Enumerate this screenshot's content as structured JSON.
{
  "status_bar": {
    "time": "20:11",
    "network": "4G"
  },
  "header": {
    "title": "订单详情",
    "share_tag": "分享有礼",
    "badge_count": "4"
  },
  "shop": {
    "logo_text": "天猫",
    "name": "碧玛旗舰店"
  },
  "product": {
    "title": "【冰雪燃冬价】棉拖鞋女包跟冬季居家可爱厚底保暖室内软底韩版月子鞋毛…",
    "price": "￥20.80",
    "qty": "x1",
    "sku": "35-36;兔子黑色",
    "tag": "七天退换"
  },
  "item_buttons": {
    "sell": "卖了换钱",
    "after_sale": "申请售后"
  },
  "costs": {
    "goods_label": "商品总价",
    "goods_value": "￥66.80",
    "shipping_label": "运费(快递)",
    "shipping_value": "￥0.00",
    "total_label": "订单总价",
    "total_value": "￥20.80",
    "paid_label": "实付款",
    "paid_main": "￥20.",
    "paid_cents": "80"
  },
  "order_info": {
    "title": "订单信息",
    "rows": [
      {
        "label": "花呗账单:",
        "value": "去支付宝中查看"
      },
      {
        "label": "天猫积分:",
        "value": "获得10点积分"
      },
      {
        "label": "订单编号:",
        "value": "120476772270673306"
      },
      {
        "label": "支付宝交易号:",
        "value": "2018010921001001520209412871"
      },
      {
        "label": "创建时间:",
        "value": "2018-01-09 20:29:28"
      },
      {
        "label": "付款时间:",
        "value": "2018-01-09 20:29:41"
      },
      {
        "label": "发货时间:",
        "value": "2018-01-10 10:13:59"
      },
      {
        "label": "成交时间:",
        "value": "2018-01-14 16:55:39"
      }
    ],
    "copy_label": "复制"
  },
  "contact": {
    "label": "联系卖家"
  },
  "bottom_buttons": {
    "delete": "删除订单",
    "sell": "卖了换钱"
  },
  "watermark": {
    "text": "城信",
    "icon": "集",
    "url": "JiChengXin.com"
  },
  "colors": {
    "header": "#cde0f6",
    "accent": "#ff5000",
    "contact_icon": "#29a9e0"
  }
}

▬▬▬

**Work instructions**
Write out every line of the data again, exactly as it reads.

**Answer area**
Enumerate this screenshot's content as structured JSON.
{
  "status_bar": {
    "time": "20:11",
    "network": "4G"
  },
  "header": {
    "title": "订单详情",
    "share_tag": "分享有礼",
    "badge_count": "4"
  },
  "shop": {
    "logo_text": "天猫",
    "name": "碧玛旗舰店"
  },
  "product": {
    "title": "【冰雪燃冬价】棉拖鞋女包跟冬季居家可爱厚底保暖室内软底韩版月子鞋毛…",
    "price": "￥20.80",
    "qty": "x1",
    "sku": "35-36;兔子黑色",
    "tag": "七天退换"
  },
  "item_buttons": {
    "sell": "卖了换钱",
    "after_sale": "申请售后"
  },
  "costs": {
    "goods_label": "商品总价",
    "goods_value": "￥66.80",
    "shipping_label": "运费(快递)",
    "shipping_value": "￥0.00",
    "total_label": "订单总价",
    "total_value": "￥20.80",
    "paid_label": "实付款",
    "paid_main": "￥20.",
    "paid_cents": "80"
  },
  "order_info": {
    "title": "订单信息",
    "rows": [
      {
        "label": "花呗账单:",
        "value": "去支付宝中查看"
      },
      {
        "label": "天猫积分:",
        "value": "获得10点积分"
      },
      {
        "label": "订单编号:",
        "value": "120476772270673306"
      },
      {
        "label": "支付宝交易号:",
        "value": "2018010921001001520209412871"
      },
      {
        "label": "创建时间:",
        "value": "2018-01-09 20:29:28"
      },
      {
        "label": "付款时间:",
        "value": "2018-01-09 20:29:41"
      },
      {
        "label": "发货时间:",
        "value": "2018-01-10 10:13:59"
      },
      {
        "label": "成交时间:",
        "value": "2018-01-14 16:55:39"
      }
    ],
    "copy_label": "复制"
  },
  "contact": {
    "label": "联系卖家"
  },
  "bottom_buttons": {
    "delete": "删除订单",
    "sell": "卖了换钱"
  },
  "watermark": {
    "text": "城信",
    "icon": "集",
    "url": "JiChengXin.com"
  },
  "colors": {
    "header": "#cde0f6",
    "accent": "#ff5000",
    "contact_icon": "#29a9e0"
  }
}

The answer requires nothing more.